* [Goal of the exercise]: Only lines with the word "title" belong in the answer; copy them from the records below.

* [Recorded information]:
******************************
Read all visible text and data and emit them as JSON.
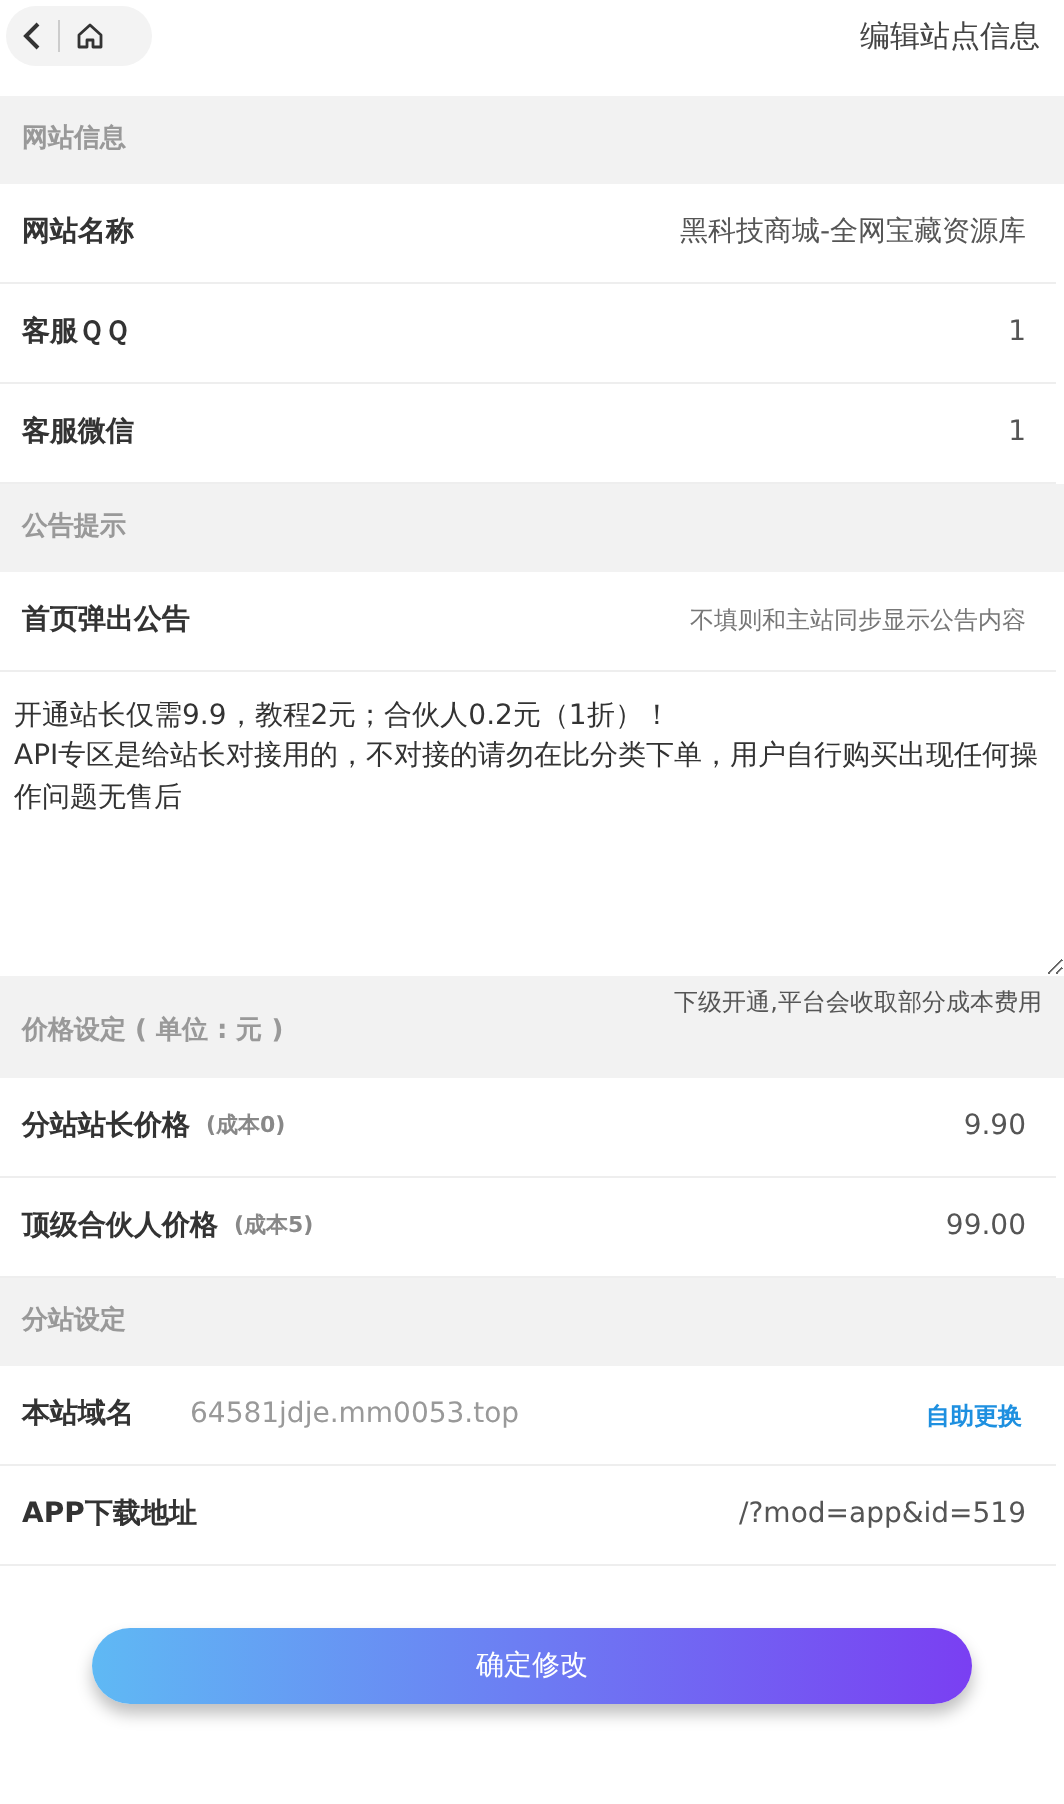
{
  "header": {
    "title": "编辑站点信息"
  },
  "sections": [
    {
      "title": "网站信息",
      "rows": [
        {
          "kind": "field",
          "label": "网站名称",
          "value": "黑科技商城-全网宝藏资源库"
        },
        {
          "kind": "field",
          "label": "客服ＱＱ",
          "value": "1"
        },
        {
          "kind": "field",
          "label": "客服微信",
          "value": "1"
        }
      ]
    },
    {
      "title": "公告提示",
      "rows": [
        {
          "kind": "field",
          "label": "首页弹出公告",
          "placeholder": "不填则和主站同步显示公告内容"
        },
        {
          "kind": "textarea",
          "value": "开通站长仅需9.9，教程2元；合伙人0.2元（1折）！\nAPI专区是给站长对接用的，不对接的请勿在比分类下单，用户自行购买出现任何操作问题无售后"
        }
      ]
    },
    {
      "title": "价格设定 ( 单位 : 元 )",
      "note": "下级开通,平台会收取部分成本费用",
      "rows": [
        {
          "kind": "field",
          "label": "分站站长价格",
          "sublabel": "(成本0)",
          "value": "9.90"
        },
        {
          "kind": "field",
          "label": "顶级合伙人价格",
          "sublabel": "(成本5)",
          "value": "99.00"
        }
      ]
    },
    {
      "title": "分站设定",
      "rows": [
        {
          "kind": "domain",
          "label": "本站域名",
          "value": "64581jdje.mm0053.top",
          "link": "自助更换"
        },
        {
          "kind": "field",
          "label": "APP下载地址",
          "value": "/?mod=app&id=519"
        }
      ]
    }
  ],
  "submit": "确定修改"
}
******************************
* [Your response]:
    "title": "编辑站点信息"
      "title": "网站信息",
      "title": "公告提示",
      "title": "价格设定 ( 单位 : 元 )",
      "title": "分站设定",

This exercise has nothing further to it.